Data for processing START

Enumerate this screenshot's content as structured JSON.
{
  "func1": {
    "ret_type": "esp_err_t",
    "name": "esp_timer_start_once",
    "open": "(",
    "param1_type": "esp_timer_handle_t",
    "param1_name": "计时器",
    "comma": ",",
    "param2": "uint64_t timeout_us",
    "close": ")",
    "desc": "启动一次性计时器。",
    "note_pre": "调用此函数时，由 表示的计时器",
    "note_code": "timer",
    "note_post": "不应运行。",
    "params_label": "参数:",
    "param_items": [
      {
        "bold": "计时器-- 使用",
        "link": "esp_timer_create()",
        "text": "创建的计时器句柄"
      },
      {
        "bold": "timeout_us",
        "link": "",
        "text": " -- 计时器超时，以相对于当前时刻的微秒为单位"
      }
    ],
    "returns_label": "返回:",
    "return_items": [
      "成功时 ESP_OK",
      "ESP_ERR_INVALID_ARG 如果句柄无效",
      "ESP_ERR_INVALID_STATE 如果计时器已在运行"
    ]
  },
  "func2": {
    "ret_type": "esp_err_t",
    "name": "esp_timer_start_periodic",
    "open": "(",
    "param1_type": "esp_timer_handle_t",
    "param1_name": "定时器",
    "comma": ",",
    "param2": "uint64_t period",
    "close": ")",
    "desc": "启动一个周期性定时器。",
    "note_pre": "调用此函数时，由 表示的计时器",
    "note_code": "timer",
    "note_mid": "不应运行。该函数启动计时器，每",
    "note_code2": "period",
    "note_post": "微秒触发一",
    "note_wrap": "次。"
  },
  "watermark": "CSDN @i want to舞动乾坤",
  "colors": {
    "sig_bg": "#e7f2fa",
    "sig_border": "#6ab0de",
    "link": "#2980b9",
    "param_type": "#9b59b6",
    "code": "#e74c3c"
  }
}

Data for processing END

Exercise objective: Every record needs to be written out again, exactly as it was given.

Output for this task:
Enumerate this screenshot's content as structured JSON.
{
  "func1": {
    "ret_type": "esp_err_t",
    "name": "esp_timer_start_once",
    "open": "(",
    "param1_type": "esp_timer_handle_t",
    "param1_name": "计时器",
    "comma": ",",
    "param2": "uint64_t timeout_us",
    "close": ")",
    "desc": "启动一次性计时器。",
    "note_pre": "调用此函数时，由 表示的计时器",
    "note_code": "timer",
    "note_post": "不应运行。",
    "params_label": "参数:",
    "param_items": [
      {
        "bold": "计时器-- 使用",
        "link": "esp_timer_create()",
        "text": "创建的计时器句柄"
      },
      {
        "bold": "timeout_us",
        "link": "",
        "text": " -- 计时器超时，以相对于当前时刻的微秒为单位"
      }
    ],
    "returns_label": "返回:",
    "return_items": [
      "成功时 ESP_OK",
      "ESP_ERR_INVALID_ARG 如果句柄无效",
      "ESP_ERR_INVALID_STATE 如果计时器已在运行"
    ]
  },
  "func2": {
    "ret_type": "esp_err_t",
    "name": "esp_timer_start_periodic",
    "open": "(",
    "param1_type": "esp_timer_handle_t",
    "param1_name": "定时器",
    "comma": ",",
    "param2": "uint64_t period",
    "close": ")",
    "desc": "启动一个周期性定时器。",
    "note_pre": "调用此函数时，由 表示的计时器",
    "note_code": "timer",
    "note_mid": "不应运行。该函数启动计时器，每",
    "note_code2": "period",
    "note_post": "微秒触发一",
    "note_wrap": "次。"
  },
  "watermark": "CSDN @i want to舞动乾坤",
  "colors": {
    "sig_bg": "#e7f2fa",
    "sig_border": "#6ab0de",
    "link": "#2980b9",
    "param_type": "#9b59b6",
    "code": "#e74c3c"
  }
}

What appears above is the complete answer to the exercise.